I was in Mali, I was in Djenne, when I met him. He was there in front of the mosque selling string. Selling magic string.
My Malian colleague was deep in discussion with him, and money exchanged hands. When I asked what was on offer, I was told it was string. It was magic string to cure bad backs. One simply tied it around the waist against bare skin and there it would do its business until your back felt better, so much better. Really, I said. How very interesting, I said. Tell me more, I said.
I asked the seller how the string's magic had been procured. He and my friend both gave me a sharp look. It appears that was a terribly impolite question; after all, everyone knows that magicians don't reveal their secrets.
And so I asked the next best thing -- if there was a money back guarantee. And the seller peered at me straight in the eyes and said, Yes. Yes, there is. And so it was that I dug in my pocket and I paid for my string. My very own magic string.
In the days to come, morning after morning, night after night, my Malian colleague exclaimed that his back -- his aching back -- had never felt better. It was remarkable. Why, he was positively nimble.

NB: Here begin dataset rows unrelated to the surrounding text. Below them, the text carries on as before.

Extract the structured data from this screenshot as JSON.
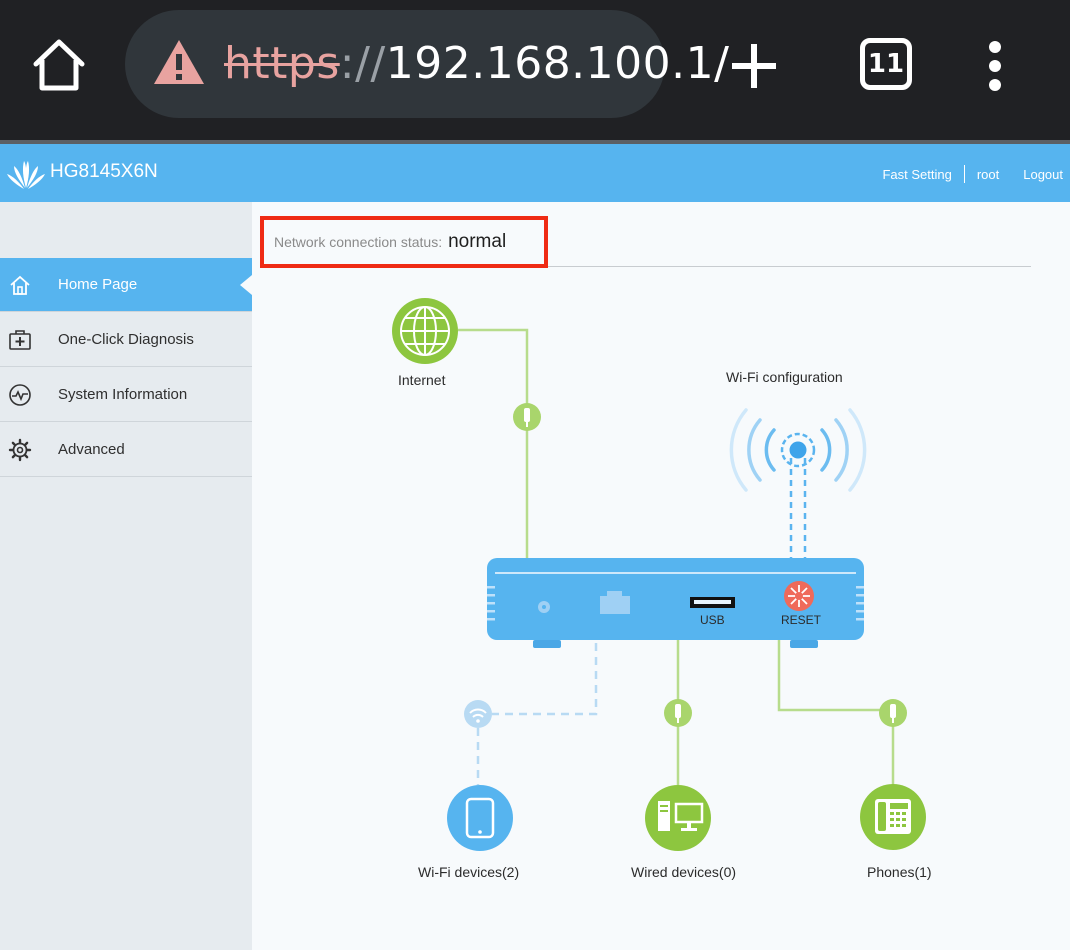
{
  "browser": {
    "url_protocol": "https",
    "url_separator": "://",
    "url_host": "192.168.100.1/",
    "tab_count": "11"
  },
  "header": {
    "model": "HG8145X6N",
    "links": {
      "fast_setting": "Fast Setting",
      "user": "root",
      "logout": "Logout"
    }
  },
  "sidebar": {
    "items": [
      {
        "label": "Home Page",
        "icon": "home-icon",
        "active": true
      },
      {
        "label": "One-Click Diagnosis",
        "icon": "medical-kit-icon",
        "active": false
      },
      {
        "label": "System Information",
        "icon": "pulse-icon",
        "active": false
      },
      {
        "label": "Advanced",
        "icon": "gear-icon",
        "active": false
      }
    ]
  },
  "status": {
    "label": "Network connection status:",
    "value": "normal"
  },
  "diagram": {
    "internet_label": "Internet",
    "wifi_config_label": "Wi-Fi configuration",
    "usb_label": "USB",
    "reset_label": "RESET",
    "wifi_devices_label": "Wi-Fi devices(2)",
    "wired_devices_label": "Wired devices(0)",
    "phones_label": "Phones(1)"
  },
  "colors": {
    "accent_blue": "#56b4ef",
    "green": "#8dc63f",
    "highlight_red": "#ef2b14",
    "browser_dark": "#202124"
  }
}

And deep inside my bag, safely in a pocket, there my string lay, waiting, just waiting, one day to do its magic. For me.